Exercise goal:
Go over the lines below, and when one contains the word "Максимальные", copy it.

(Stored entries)
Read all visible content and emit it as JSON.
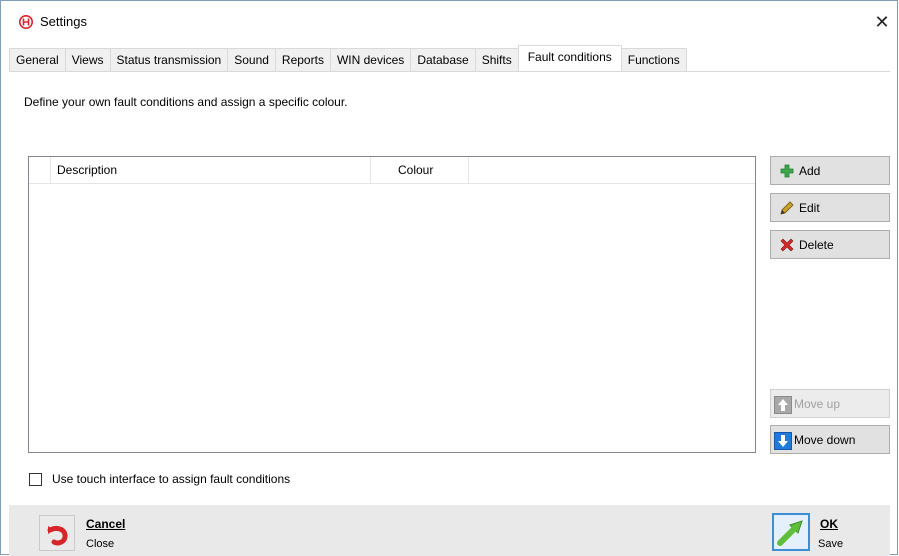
{
  "window": {
    "title": "Settings",
    "close_glyph": "✕"
  },
  "tabs": [
    {
      "label": "General"
    },
    {
      "label": "Views"
    },
    {
      "label": "Status transmission"
    },
    {
      "label": "Sound"
    },
    {
      "label": "Reports"
    },
    {
      "label": "WIN devices"
    },
    {
      "label": "Database"
    },
    {
      "label": "Shifts"
    },
    {
      "label": "Fault conditions",
      "active": true
    },
    {
      "label": "Functions"
    }
  ],
  "page": {
    "intro": "Define your own fault conditions and assign a specific colour."
  },
  "table": {
    "columns": [
      "",
      "Description",
      "Colour",
      ""
    ],
    "rows": []
  },
  "buttons": {
    "add": "Add",
    "edit": "Edit",
    "delete": "Delete",
    "move_up": "Move up",
    "move_down": "Move down"
  },
  "checkbox": {
    "label": "Use touch interface to assign fault conditions",
    "checked": false
  },
  "footer": {
    "cancel_label": "Cancel",
    "cancel_sub": "Close",
    "ok_label": "OK",
    "ok_sub": "Save"
  },
  "icons": {
    "app": "app-logo-icon",
    "add": "plus-icon",
    "edit": "pencil-icon",
    "delete": "delete-x-icon",
    "move_up": "arrow-up-icon",
    "move_down": "arrow-down-icon",
    "cancel": "undo-arrow-icon",
    "ok": "ok-arrow-icon"
  },
  "colors": {
    "accent_blue": "#3a8fd6",
    "add_green": "#3aa64b",
    "delete_red": "#d22b2b",
    "cancel_red": "#d7262b",
    "ok_green": "#5fbf3a"
  }
}
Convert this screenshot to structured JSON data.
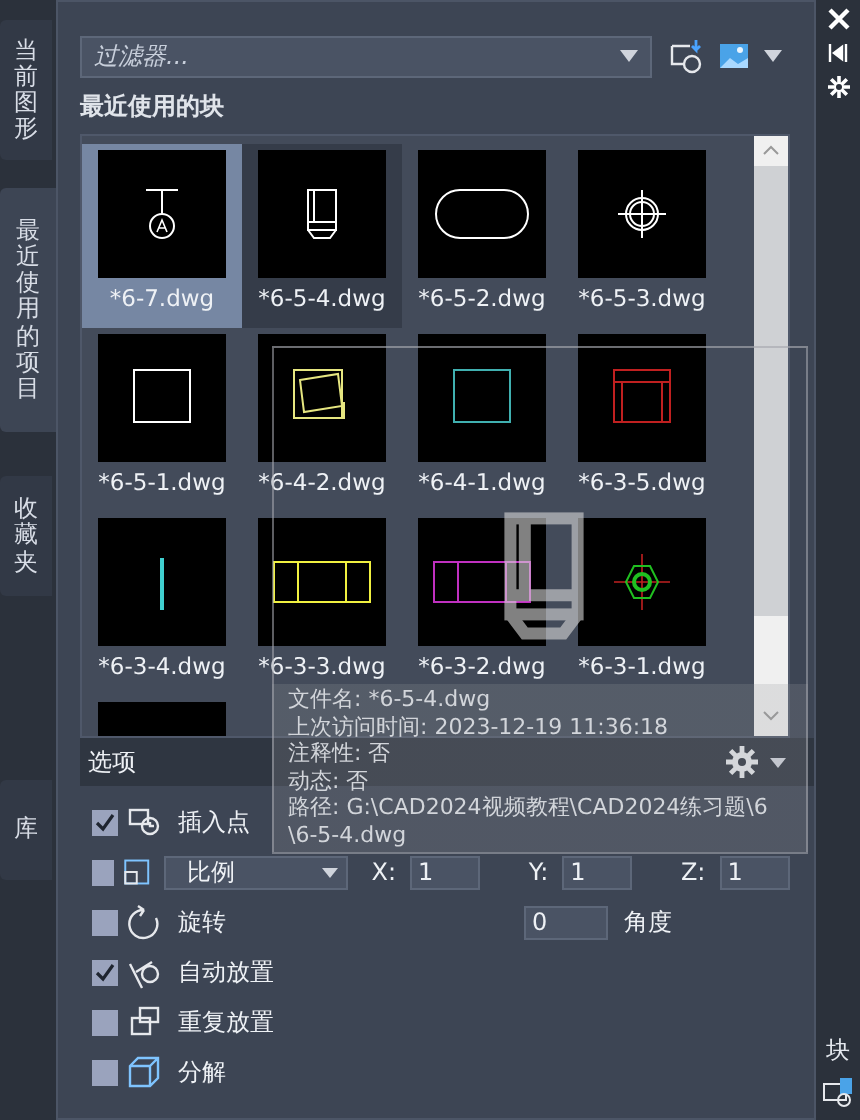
{
  "tabs": [
    {
      "label": "当前图形",
      "selected": false
    },
    {
      "label": "最近使用的项目",
      "selected": true
    },
    {
      "label": "收藏夹",
      "selected": false
    },
    {
      "label": "库",
      "selected": false
    }
  ],
  "filter": {
    "placeholder": "过滤器..."
  },
  "section_title": "最近使用的块",
  "blocks": [
    {
      "label": "*6-7.dwg",
      "kind": "valve",
      "color": "#ffffff",
      "selected": true,
      "hovered": false
    },
    {
      "label": "*6-5-4.dwg",
      "kind": "cup",
      "color": "#ffffff",
      "selected": false,
      "hovered": true
    },
    {
      "label": "*6-5-2.dwg",
      "kind": "slot",
      "color": "#ffffff",
      "selected": false,
      "hovered": false
    },
    {
      "label": "*6-5-3.dwg",
      "kind": "crosshair",
      "color": "#ffffff",
      "selected": false,
      "hovered": false
    },
    {
      "label": "*6-5-1.dwg",
      "kind": "square",
      "color": "#ffffff",
      "selected": false,
      "hovered": false
    },
    {
      "label": "*6-4-2.dwg",
      "kind": "tilted",
      "color": "#e6e680",
      "selected": false,
      "hovered": false
    },
    {
      "label": "*6-4-1.dwg",
      "kind": "square",
      "color": "#40b0b0",
      "selected": false,
      "hovered": false
    },
    {
      "label": "*6-3-5.dwg",
      "kind": "chair",
      "color": "#c02020",
      "selected": false,
      "hovered": false
    },
    {
      "label": "*6-3-4.dwg",
      "kind": "line",
      "color": "#40d0d0",
      "selected": false,
      "hovered": false
    },
    {
      "label": "*6-3-3.dwg",
      "kind": "triple",
      "color": "#f0f040",
      "selected": false,
      "hovered": false
    },
    {
      "label": "*6-3-2.dwg",
      "kind": "triple",
      "color": "#c030c0",
      "selected": false,
      "hovered": false
    },
    {
      "label": "*6-3-1.dwg",
      "kind": "nut",
      "color": "#20c020",
      "selected": false,
      "hovered": false
    },
    {
      "kind": "cut",
      "selected": false,
      "hovered": false
    }
  ],
  "tooltip": {
    "lines": [
      "文件名: *6-5-4.dwg",
      "上次访问时间: 2023-12-19 11:36:18",
      "注释性: 否",
      "动态: 否",
      "路径: G:\\CAD2024视频教程\\CAD2024练习题\\6",
      "\\6-5-4.dwg"
    ]
  },
  "options": {
    "title": "选项",
    "rows": [
      {
        "kind": "check",
        "label": "插入点",
        "checked": true
      },
      {
        "kind": "scale",
        "checked": false,
        "dropdown": "比例",
        "fields": [
          {
            "label": "X:",
            "value": "1"
          },
          {
            "label": "Y:",
            "value": "1"
          },
          {
            "label": "Z:",
            "value": "1"
          }
        ]
      },
      {
        "kind": "rotate",
        "label": "旋转",
        "checked": false,
        "value": "0",
        "unit": "角度"
      },
      {
        "kind": "check",
        "label": "自动放置",
        "checked": true
      },
      {
        "kind": "check",
        "label": "重复放置",
        "checked": false
      },
      {
        "kind": "check",
        "label": "分解",
        "checked": false
      }
    ]
  },
  "side_label": "块"
}
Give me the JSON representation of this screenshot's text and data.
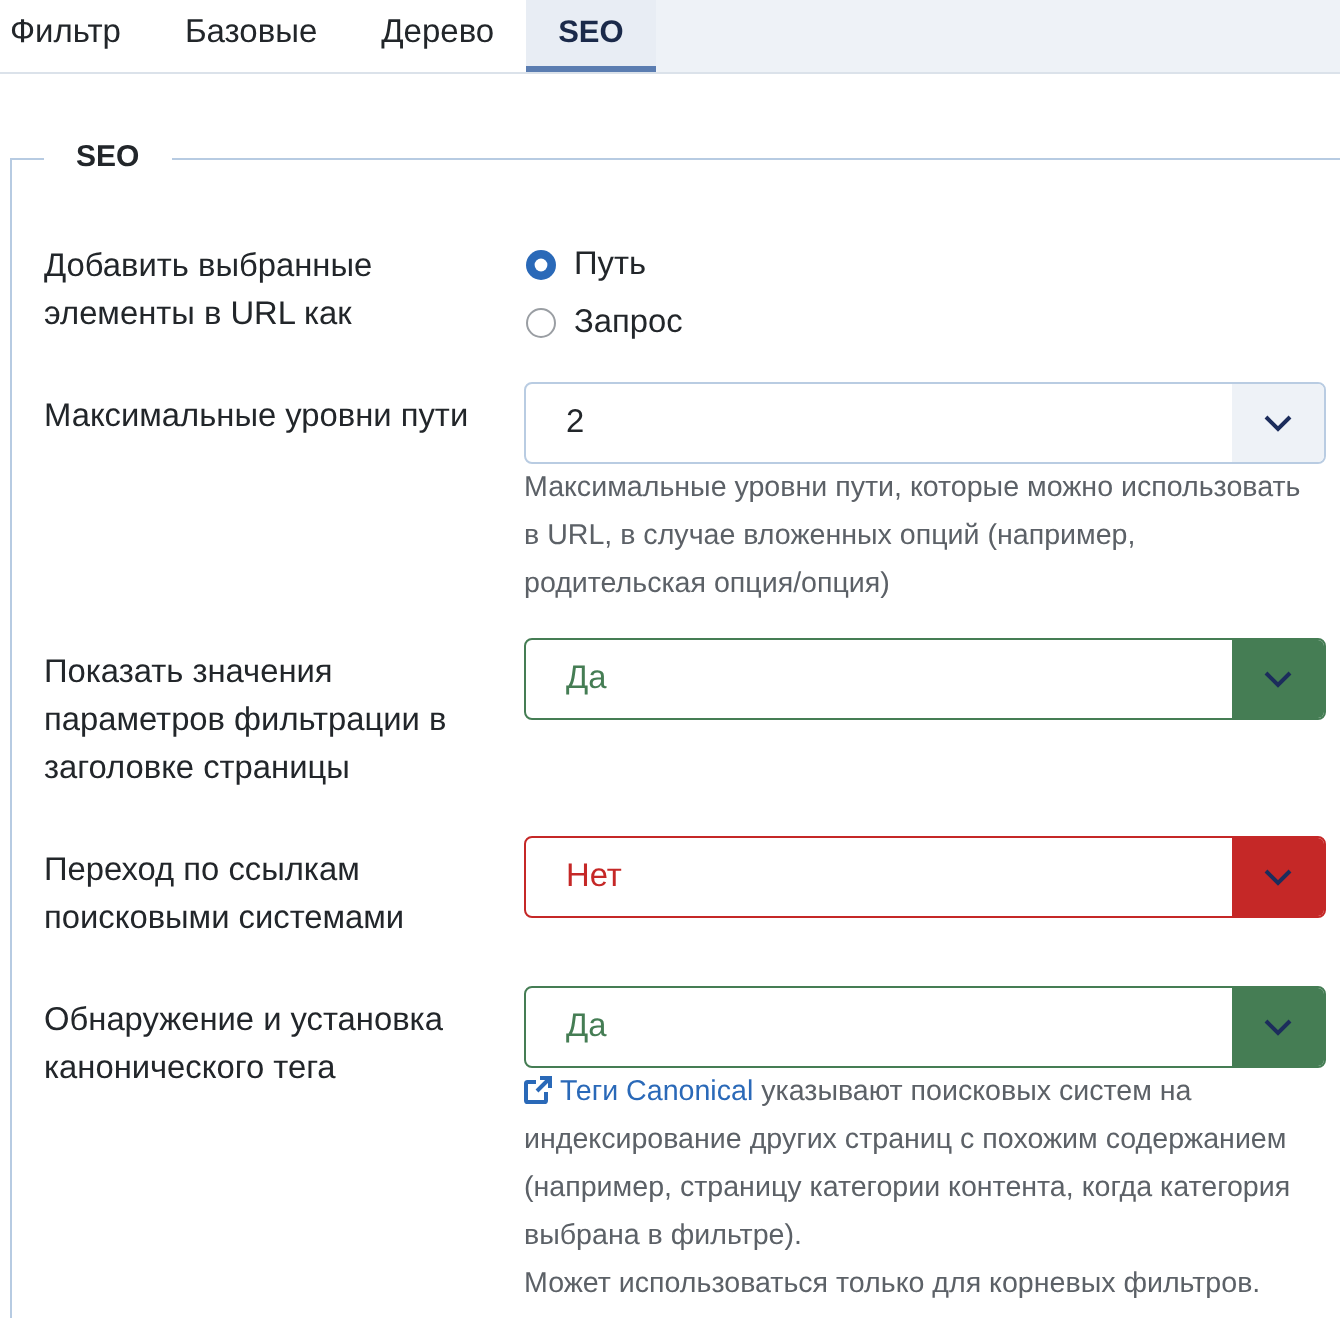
{
  "tabs": [
    {
      "label": "Фильтр",
      "selected": false
    },
    {
      "label": "Базовые",
      "selected": false
    },
    {
      "label": "Дерево",
      "selected": false
    },
    {
      "label": "SEO",
      "selected": true
    }
  ],
  "fieldset": {
    "legend": "SEO"
  },
  "fields": [
    {
      "kind": "radio",
      "label": "Добавить выбранные элементы в URL как",
      "options": [
        {
          "label": "Путь",
          "selected": true
        },
        {
          "label": "Запрос",
          "selected": false
        }
      ]
    },
    {
      "kind": "select",
      "label": "Максимальные уровни пути",
      "value": "2",
      "help": [
        {
          "text": "Максимальные уровни пути, которые можно использовать в URL, в случае вложенных опций (например, родительская опция/опция)"
        }
      ]
    },
    {
      "kind": "select",
      "label": "Показать значения параметров фильтрации в заголовке страницы",
      "value": "Да",
      "color": "#457d54"
    },
    {
      "kind": "select",
      "label": "Переход по ссылкам поисковыми системами",
      "value": "Нет",
      "color": "#c52827"
    },
    {
      "kind": "select",
      "label": "Обнаружение и установка канонического тега",
      "value": "Да",
      "color": "#457d54",
      "help": [
        {
          "link": "Теги Canonical",
          "text": "указывают поисковых систем на индексирование других страниц с похожим содержанием (например, страницу категории контента, когда категория выбрана в фильтре)."
        },
        {
          "text": "Может использоваться только для корневых фильтров."
        }
      ]
    }
  ]
}
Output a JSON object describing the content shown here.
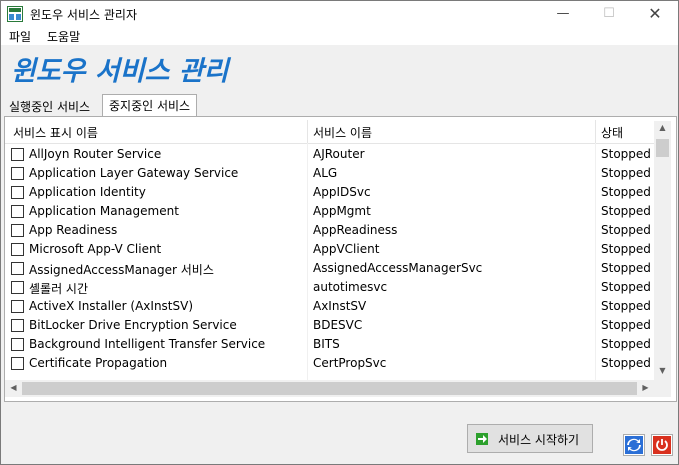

Task output:
      "label": "Максимальные уровни пути",
          "text": "Максимальные уровни пути, которые можно использовать в URL, в случае вложенных опций (например, родительская опция/опция)"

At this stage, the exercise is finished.